Reading menus in Russia

Yesterday when I finally arrived at the outdoor museum, I had to find an excuse to go inside for a a few minutes. Despite the negative temperatures (today it is negative 25 Celsius but yesterday was warmer: maybe negative 15 or 20) I wasn't really all that cold, or even uncomfortable, but one of my cameras was frozen solid. I knew that even after it warmed up inside, it would freeze up within minutes of being back outside, but c'est la vie.

I spent 30 minutes reading the menu, doing my best to decipher as many words as I could, mostly to buy myself time and also to practice the language, because honestly I wasn't even all that hungry. Well, I was, but I was anxious to see the museum first.

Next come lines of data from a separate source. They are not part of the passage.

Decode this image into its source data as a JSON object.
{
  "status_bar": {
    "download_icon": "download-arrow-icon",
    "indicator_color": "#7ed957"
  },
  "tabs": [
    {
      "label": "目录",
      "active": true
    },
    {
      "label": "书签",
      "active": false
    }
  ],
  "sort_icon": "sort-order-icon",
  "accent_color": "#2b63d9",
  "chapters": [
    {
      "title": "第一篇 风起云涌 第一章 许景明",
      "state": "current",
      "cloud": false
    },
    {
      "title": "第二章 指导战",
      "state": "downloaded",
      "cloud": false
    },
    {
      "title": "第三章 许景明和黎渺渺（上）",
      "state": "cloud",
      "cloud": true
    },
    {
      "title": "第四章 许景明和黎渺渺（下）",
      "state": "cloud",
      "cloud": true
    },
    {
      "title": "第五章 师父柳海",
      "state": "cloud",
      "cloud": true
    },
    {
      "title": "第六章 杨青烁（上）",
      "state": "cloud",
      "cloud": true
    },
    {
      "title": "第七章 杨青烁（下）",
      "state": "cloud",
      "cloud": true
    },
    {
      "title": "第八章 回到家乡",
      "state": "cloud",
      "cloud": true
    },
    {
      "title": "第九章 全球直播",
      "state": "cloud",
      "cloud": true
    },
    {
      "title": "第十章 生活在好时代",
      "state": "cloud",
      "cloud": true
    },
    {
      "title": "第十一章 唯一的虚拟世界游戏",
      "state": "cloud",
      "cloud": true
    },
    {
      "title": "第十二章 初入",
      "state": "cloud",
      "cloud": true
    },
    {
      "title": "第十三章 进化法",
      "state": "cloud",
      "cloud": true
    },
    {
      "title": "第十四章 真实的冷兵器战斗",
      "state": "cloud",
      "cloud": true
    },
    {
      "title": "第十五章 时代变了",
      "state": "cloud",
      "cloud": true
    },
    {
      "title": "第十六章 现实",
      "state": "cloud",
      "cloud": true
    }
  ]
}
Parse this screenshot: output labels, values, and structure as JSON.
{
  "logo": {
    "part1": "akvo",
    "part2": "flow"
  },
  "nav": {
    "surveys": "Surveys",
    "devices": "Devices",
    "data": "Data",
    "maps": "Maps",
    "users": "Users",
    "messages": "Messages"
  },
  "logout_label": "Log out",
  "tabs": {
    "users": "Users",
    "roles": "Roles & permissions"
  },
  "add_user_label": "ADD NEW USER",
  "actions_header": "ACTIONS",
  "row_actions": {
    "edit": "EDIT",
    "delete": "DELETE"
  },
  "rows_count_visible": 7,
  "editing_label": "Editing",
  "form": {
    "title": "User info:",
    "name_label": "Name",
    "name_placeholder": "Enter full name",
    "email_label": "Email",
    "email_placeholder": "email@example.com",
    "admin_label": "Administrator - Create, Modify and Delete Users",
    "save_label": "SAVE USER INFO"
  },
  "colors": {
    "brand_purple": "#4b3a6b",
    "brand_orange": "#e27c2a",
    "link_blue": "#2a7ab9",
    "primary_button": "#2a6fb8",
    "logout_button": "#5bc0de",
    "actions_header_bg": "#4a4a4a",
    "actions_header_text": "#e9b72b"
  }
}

After all that, I ordered what I thought was something similar to beef pelmeni, but made with potatoes instead of thin unleavened dough. Instead I got french fries with a burger patty dropped on top, all of it covered with a runny egg. I am glad to have made the effort but I have never been so disappointed to eat french fries, especially considering they were still partly frozen. At least the tea and toast were hot, and exactly as ordered.

On the flipside of the ruble, last night I made no effort to read the writing on my bottled water, and after hiking for 10 miles or more, all I wanted to do was crawl home and make a cup of hot tea. I bought five liters of fresh water, washed all of my clothes except for a t-shirt and a pair of shorts, which meant I was stuck inside for the night, but then I realized if I wanted tea I'd have to make it with carbonated water.

C'est la vie.